§ **TO DO**:
Within the data below, copy each line where the string "this" is found.

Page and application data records
........
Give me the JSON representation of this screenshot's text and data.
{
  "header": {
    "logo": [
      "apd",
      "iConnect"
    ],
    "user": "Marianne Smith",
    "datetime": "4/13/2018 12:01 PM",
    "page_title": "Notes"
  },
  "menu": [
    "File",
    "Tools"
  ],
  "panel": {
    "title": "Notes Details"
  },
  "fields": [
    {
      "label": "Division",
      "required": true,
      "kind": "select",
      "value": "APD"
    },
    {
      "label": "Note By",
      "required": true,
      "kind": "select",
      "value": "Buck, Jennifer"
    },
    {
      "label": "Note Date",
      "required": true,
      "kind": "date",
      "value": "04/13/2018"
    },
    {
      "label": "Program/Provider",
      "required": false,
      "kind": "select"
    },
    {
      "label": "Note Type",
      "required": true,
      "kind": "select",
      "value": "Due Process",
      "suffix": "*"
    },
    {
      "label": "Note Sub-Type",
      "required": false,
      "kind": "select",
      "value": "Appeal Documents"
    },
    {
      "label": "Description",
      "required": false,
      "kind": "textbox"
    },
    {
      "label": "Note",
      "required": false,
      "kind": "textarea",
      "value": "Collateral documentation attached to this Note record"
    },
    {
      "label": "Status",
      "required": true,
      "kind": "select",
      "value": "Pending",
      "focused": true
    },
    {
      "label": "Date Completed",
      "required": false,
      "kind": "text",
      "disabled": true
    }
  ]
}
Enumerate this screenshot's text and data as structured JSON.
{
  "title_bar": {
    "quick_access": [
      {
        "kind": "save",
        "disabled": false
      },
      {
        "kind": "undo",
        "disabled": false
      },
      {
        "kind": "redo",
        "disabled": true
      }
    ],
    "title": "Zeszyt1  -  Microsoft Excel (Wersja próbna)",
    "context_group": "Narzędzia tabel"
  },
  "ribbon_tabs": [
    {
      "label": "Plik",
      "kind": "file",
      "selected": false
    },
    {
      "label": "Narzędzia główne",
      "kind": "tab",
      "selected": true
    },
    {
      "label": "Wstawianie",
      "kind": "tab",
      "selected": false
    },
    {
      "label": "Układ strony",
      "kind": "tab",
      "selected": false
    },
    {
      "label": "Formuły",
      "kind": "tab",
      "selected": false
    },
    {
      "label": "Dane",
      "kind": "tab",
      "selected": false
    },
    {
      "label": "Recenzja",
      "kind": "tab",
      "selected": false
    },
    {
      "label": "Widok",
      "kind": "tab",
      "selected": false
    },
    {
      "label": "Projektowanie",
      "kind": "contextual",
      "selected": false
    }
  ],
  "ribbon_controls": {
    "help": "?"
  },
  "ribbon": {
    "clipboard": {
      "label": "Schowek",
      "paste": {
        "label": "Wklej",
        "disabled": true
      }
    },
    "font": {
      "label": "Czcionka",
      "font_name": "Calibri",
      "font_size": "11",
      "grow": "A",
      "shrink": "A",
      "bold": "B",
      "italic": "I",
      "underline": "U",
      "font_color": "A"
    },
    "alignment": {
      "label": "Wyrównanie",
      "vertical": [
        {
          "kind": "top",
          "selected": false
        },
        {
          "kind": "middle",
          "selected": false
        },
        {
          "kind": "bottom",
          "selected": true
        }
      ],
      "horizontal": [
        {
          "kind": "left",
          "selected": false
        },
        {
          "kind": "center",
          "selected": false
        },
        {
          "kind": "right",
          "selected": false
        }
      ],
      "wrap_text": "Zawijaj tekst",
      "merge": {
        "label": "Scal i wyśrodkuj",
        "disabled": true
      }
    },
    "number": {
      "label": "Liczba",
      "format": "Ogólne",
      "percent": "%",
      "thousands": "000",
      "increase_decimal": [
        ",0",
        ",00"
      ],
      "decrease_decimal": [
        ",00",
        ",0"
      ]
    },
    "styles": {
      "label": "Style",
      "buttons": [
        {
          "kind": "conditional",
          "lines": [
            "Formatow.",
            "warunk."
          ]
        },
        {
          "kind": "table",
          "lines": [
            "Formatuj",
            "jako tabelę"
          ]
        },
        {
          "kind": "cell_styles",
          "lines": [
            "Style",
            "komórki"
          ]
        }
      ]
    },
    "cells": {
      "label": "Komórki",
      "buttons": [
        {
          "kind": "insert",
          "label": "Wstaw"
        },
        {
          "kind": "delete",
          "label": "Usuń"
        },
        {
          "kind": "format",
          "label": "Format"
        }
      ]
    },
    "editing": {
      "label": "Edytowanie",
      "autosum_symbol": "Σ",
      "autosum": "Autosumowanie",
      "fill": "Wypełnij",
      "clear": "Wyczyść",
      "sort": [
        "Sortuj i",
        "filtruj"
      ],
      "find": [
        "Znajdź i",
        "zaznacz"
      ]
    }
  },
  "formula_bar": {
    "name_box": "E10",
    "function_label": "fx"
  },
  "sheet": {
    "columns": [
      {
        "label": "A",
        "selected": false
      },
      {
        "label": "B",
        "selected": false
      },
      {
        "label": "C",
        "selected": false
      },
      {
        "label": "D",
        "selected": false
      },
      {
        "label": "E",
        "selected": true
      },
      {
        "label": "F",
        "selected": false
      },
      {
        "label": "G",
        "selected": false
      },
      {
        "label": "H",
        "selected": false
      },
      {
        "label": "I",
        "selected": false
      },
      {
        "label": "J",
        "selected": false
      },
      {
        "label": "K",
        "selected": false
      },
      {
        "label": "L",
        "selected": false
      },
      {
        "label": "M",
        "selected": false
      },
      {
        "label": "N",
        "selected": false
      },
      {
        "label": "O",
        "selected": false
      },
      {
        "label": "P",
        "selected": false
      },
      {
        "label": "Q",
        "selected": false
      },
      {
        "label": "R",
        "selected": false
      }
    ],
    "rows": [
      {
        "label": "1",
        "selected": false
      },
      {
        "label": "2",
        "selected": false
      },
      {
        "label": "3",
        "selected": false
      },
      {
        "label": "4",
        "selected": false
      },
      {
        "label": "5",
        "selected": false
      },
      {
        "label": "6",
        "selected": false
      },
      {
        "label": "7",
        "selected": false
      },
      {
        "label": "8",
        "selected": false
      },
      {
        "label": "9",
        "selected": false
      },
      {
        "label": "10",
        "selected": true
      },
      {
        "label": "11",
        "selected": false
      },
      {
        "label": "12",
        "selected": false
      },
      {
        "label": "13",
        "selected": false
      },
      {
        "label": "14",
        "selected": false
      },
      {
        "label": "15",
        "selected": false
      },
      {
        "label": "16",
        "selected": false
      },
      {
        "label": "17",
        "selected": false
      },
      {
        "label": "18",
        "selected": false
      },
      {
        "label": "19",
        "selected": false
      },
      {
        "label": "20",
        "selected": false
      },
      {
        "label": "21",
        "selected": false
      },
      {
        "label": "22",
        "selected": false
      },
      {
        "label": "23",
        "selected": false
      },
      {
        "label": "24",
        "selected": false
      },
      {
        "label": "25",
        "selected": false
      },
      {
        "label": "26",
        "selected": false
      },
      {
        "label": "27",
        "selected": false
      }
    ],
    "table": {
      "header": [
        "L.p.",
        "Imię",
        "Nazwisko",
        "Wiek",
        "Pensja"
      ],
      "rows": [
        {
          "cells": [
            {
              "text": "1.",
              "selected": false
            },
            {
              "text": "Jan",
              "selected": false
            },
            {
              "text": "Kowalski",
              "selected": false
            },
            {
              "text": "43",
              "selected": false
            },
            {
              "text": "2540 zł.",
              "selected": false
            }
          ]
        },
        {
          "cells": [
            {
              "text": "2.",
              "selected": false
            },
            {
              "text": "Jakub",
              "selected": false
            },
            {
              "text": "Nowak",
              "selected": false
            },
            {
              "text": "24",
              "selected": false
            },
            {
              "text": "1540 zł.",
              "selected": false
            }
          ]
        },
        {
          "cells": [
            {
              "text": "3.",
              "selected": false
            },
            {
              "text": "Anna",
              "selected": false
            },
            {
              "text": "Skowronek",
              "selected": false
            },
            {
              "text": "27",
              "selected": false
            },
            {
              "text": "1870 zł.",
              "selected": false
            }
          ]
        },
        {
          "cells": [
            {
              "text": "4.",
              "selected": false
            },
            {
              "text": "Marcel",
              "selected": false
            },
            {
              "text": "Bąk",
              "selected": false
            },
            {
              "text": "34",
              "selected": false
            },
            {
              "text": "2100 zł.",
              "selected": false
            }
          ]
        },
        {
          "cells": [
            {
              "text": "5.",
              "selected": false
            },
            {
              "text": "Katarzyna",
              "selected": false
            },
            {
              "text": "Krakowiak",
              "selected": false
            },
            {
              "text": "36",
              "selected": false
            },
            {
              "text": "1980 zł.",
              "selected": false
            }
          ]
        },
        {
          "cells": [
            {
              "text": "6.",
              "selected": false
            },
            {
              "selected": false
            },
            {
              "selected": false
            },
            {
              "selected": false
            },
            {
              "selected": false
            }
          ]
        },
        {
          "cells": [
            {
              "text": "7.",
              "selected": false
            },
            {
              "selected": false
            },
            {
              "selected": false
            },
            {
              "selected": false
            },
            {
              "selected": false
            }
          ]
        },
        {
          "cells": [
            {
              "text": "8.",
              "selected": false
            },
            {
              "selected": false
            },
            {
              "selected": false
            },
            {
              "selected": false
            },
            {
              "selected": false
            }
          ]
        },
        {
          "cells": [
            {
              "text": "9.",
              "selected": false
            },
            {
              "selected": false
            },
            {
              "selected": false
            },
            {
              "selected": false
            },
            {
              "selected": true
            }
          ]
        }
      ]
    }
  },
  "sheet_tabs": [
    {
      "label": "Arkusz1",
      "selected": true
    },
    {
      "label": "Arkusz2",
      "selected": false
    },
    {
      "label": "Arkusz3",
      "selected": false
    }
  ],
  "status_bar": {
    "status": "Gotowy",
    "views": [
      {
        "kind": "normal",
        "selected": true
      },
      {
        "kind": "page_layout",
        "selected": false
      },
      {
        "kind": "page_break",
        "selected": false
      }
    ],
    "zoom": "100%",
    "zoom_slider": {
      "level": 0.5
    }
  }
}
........
§ **RESULT OF THE TASK**:
Give me the JSON representation of this screenshot's text and data.
      "value": "Collateral documentation attached to this Note record"
Enumerate this screenshot's text and data as structured JSON.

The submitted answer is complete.